Soon thereafter there was an encounter between Trayvon and Zimmerman that was essentially out of sight of others. Zimmerman suffered a cut nose and some contusions on the back of his head. Travyon was killed with a bullet to the heart. Zimmerman’s story is that he fired when he was in fear of losing his life.

Common sense will tell you that Trayvon would have been the one in fear. He had a right to be in the housing complex, but it was not his home turf. Then an unknown white man began following him. This should have caused considerable concern for a lone 17-year-old teenager. On the other hand, Zimmerman had the comfort of knowing he was armed with a pistol.

In a bizarre presentation of evidence, defense lawyers carted into court a slab of the concrete sidewalk which they asserted was Trayvon’s weapon when he banged Zimmerman’s head against it. Now it seems that a black man standing on the sidewalk in Sanford is considered to be well armed.

Zimmerman claimed he fired in self defense, a perennial defense in Anglo-American law. But there are two conditions that would ordinarily have impaired this defense in many states. First, the defendant must not have provoked the incident, and secondly, there must be no reasonable means of escape.

In some states it is even necessary to flee your home before taking a life. In 2005, Florida became the first state to adopt the so-called “castle doctrine” which provided numerous circumstances in which the defendant need not flee in order to plead self defense. Florida is a “stand your ground” state in which the circumstances are quite extensive.

However, the Zimmerman prosecution was a standard self defense case. It is hard to understand how the jury did not conclude that Zimmerman had provoked the encounter. Certainly Trayvon did not think Zimmerman was from the “welcome wagon.” The law does not permit a defendant to provoke a conflict and then successfully plead self defense after he shoots his antagonist.

Despite assertions of legal commentators to the contrary, the Zimmerman case is not a fine example of American jurisprudence.
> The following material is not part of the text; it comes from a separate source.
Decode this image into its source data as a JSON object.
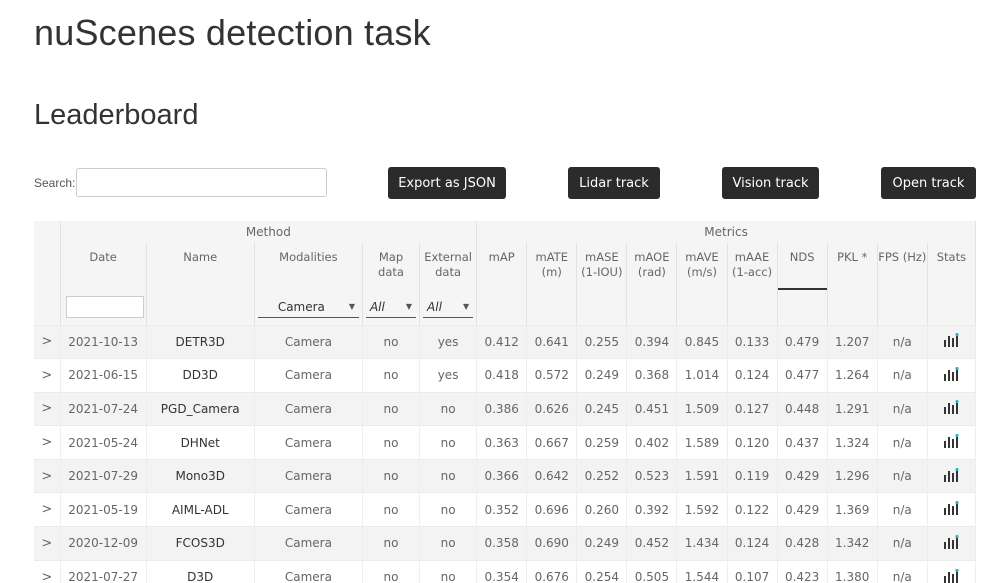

It is time to review the quick resort to firearms in America, and the questionable nature of self defense.